_RECORDS FOR THIS EXERCISE_.
-------------------------
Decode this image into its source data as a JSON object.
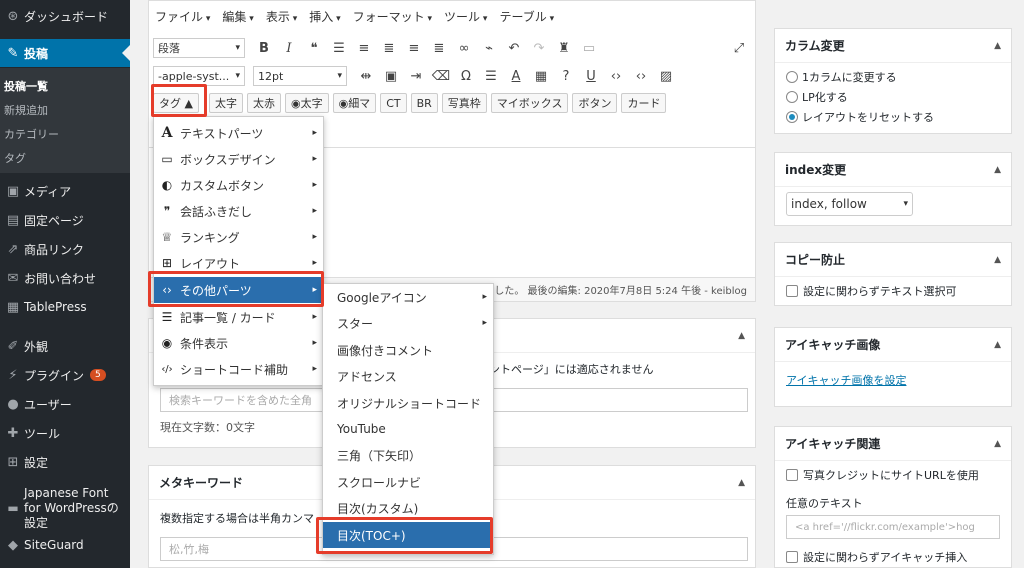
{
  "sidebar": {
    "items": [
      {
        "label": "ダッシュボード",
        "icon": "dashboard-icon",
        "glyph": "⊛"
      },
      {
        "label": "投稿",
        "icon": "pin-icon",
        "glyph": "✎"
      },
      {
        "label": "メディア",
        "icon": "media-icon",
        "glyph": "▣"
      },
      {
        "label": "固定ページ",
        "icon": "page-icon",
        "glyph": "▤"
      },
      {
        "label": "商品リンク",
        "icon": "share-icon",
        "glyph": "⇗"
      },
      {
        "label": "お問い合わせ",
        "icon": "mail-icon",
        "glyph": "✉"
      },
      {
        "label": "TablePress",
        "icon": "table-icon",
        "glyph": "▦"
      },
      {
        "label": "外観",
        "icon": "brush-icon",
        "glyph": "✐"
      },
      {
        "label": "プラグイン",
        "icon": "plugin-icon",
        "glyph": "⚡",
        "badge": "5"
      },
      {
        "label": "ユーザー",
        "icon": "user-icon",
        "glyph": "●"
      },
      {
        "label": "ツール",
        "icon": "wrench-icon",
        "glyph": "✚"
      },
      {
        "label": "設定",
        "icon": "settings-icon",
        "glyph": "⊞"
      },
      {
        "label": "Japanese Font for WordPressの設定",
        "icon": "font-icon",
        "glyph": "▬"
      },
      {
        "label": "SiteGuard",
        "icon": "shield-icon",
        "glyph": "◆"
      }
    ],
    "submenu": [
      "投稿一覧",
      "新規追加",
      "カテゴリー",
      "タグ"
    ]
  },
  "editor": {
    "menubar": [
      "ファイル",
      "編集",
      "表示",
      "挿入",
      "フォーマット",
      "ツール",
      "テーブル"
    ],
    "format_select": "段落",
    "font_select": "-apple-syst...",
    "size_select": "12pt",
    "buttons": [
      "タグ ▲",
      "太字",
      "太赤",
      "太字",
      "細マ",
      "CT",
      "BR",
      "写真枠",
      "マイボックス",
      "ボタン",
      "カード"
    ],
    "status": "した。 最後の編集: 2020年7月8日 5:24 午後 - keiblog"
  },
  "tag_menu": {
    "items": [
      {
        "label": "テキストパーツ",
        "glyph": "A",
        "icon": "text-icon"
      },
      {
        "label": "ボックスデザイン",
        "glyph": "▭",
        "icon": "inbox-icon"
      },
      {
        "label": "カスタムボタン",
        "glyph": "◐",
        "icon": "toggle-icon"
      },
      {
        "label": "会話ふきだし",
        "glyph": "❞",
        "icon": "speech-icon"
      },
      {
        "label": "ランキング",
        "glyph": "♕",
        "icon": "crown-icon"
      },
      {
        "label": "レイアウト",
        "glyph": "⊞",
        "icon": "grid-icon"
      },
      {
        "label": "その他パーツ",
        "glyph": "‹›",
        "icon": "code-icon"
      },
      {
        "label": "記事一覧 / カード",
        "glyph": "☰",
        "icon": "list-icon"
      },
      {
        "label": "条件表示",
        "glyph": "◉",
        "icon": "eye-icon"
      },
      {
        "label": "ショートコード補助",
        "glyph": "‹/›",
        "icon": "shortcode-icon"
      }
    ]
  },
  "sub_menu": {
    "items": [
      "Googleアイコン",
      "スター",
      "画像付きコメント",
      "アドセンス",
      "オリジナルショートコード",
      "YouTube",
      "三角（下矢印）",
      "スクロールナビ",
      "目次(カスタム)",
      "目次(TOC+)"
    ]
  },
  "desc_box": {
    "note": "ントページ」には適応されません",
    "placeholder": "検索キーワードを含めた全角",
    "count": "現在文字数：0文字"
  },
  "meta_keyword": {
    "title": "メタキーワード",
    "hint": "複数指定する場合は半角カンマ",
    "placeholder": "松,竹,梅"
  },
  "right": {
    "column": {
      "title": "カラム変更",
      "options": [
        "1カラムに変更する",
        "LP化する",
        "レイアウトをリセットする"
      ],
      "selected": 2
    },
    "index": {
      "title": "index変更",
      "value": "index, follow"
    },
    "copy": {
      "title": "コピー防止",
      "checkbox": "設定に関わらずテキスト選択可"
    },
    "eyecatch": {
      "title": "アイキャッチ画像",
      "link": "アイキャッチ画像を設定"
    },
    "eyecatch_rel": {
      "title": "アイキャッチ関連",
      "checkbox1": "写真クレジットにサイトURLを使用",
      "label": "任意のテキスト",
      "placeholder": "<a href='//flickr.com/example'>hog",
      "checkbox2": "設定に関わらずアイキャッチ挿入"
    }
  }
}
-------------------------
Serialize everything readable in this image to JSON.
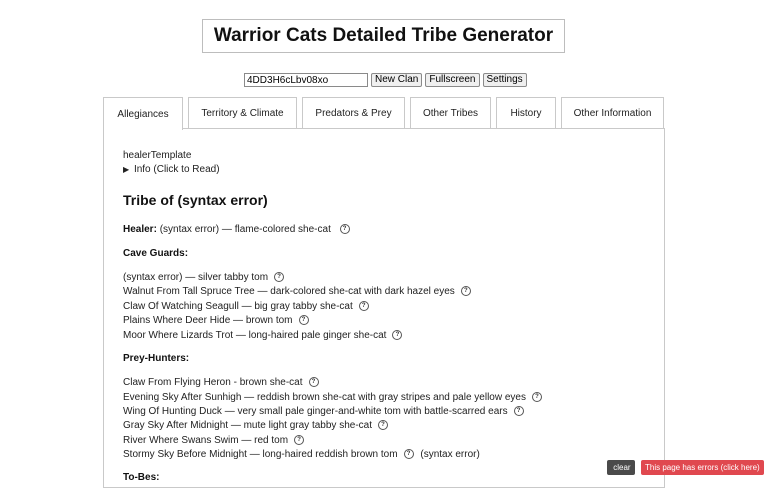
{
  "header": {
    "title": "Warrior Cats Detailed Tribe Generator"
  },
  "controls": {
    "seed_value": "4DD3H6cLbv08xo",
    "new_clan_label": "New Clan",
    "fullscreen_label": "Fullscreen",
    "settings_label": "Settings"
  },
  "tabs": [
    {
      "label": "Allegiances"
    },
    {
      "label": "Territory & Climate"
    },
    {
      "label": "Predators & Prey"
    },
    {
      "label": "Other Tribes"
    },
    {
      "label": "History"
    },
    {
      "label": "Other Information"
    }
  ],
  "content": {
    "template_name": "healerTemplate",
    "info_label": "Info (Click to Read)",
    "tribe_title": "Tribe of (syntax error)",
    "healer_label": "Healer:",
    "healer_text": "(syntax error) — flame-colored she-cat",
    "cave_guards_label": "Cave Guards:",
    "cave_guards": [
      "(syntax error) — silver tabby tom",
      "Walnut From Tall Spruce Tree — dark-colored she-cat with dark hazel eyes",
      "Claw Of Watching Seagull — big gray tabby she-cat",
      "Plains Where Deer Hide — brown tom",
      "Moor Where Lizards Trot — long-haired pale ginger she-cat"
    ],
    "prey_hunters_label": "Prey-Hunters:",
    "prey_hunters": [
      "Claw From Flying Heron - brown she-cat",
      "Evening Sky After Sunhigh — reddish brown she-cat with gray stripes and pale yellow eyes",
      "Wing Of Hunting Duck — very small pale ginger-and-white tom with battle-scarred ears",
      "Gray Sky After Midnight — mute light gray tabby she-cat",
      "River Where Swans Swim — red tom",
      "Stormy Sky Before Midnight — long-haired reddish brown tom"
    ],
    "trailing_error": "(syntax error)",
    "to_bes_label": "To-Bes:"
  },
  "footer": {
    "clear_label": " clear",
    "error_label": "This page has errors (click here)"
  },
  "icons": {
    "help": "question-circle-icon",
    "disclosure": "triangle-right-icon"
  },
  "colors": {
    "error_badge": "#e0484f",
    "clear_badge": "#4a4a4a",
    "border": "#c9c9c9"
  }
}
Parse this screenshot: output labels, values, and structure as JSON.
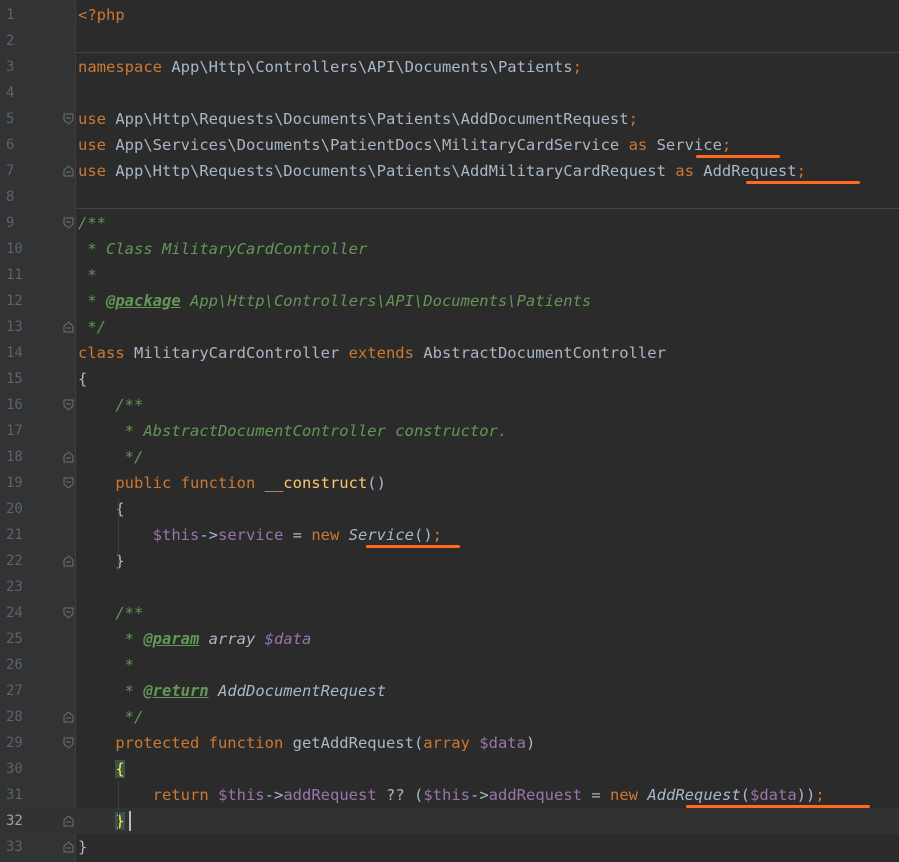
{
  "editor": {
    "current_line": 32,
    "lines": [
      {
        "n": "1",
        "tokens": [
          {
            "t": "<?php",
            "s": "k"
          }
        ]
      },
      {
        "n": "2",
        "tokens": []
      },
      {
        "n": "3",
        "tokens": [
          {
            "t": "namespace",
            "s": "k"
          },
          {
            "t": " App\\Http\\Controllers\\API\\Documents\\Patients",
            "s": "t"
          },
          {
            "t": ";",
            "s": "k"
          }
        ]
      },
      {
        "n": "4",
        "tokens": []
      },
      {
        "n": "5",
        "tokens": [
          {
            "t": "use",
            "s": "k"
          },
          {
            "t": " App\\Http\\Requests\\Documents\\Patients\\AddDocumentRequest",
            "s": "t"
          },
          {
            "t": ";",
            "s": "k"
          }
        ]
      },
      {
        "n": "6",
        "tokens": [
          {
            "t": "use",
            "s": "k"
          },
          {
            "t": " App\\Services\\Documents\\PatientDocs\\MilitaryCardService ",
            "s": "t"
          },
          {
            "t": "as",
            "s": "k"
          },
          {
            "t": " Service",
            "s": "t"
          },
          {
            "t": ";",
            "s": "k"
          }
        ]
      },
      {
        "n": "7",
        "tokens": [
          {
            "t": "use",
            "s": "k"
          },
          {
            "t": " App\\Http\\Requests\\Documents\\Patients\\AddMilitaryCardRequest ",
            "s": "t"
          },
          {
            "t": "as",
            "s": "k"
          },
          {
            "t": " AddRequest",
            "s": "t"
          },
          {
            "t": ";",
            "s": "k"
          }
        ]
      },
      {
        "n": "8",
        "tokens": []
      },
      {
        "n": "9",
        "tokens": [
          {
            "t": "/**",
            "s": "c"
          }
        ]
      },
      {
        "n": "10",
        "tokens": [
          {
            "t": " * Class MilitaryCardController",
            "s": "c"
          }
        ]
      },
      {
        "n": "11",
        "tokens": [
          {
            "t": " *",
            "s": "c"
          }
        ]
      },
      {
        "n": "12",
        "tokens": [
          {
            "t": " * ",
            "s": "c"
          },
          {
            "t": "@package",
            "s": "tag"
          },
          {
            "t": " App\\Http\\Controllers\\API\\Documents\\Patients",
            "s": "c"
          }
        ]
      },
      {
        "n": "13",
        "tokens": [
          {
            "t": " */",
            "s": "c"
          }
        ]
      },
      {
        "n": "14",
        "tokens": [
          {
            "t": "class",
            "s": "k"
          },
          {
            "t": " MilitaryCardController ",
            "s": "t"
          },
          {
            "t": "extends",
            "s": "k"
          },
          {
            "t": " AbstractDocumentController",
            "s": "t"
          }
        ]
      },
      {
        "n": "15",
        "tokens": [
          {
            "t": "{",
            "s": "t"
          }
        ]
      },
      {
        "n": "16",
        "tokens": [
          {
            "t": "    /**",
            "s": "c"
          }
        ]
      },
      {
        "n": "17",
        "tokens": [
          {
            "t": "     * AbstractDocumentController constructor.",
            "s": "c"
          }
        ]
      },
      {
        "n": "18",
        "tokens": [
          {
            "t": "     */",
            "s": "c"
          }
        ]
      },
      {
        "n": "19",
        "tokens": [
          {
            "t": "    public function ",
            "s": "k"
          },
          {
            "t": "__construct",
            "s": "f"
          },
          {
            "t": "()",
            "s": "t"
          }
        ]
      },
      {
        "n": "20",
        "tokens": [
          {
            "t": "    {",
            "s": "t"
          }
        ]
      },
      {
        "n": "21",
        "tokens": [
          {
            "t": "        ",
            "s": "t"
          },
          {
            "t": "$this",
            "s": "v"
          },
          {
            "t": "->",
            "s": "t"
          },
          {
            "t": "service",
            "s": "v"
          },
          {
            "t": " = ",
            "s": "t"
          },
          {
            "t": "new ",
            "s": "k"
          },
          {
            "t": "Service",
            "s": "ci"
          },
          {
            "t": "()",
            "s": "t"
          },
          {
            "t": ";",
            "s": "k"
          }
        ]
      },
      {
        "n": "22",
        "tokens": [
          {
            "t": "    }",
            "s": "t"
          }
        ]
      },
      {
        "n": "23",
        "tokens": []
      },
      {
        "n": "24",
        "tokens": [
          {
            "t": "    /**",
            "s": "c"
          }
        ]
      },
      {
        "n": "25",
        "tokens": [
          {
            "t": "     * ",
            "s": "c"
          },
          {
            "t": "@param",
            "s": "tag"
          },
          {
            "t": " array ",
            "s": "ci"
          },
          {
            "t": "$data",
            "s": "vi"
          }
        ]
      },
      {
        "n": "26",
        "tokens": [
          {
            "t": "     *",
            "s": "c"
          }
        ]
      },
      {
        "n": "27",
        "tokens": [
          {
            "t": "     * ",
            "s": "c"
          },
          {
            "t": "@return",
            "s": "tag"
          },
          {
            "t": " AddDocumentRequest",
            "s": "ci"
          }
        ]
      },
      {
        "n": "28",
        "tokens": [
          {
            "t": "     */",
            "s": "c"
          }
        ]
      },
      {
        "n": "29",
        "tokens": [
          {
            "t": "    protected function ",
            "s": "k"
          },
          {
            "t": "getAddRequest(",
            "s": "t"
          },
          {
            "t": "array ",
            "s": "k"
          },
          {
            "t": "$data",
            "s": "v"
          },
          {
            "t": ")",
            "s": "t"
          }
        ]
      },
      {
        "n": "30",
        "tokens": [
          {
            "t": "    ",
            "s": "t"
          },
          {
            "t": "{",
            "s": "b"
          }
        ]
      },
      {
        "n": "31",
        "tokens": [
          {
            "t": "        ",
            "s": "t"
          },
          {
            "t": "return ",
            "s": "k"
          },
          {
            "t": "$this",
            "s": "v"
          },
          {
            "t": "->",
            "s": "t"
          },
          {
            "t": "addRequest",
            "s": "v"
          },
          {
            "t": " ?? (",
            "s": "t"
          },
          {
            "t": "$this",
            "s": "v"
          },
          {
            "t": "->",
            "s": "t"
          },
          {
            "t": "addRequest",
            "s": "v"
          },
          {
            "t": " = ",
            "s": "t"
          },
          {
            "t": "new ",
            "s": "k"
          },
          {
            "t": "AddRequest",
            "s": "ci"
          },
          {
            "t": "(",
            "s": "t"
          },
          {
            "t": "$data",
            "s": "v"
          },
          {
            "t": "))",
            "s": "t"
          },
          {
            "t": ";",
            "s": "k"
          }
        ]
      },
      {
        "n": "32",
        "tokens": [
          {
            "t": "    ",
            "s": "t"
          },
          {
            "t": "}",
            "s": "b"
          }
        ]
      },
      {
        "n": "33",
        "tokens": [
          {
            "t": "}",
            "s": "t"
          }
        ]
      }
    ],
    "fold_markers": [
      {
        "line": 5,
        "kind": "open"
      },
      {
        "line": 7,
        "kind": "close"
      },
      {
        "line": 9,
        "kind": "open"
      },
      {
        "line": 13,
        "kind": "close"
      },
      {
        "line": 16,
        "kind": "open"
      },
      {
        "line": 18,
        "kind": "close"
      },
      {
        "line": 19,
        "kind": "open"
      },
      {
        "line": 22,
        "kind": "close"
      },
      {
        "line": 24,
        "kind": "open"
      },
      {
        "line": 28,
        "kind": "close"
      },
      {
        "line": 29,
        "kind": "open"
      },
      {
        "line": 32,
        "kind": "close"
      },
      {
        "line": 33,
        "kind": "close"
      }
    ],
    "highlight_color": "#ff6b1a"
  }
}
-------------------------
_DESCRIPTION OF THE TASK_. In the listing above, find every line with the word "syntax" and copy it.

_ANSWER SECTION_.
    "tribe_title": "Tribe of (syntax error)",
    "healer_text": "(syntax error) — flame-colored she-cat",
      "(syntax error) — silver tabby tom",
    "trailing_error": "(syntax error)",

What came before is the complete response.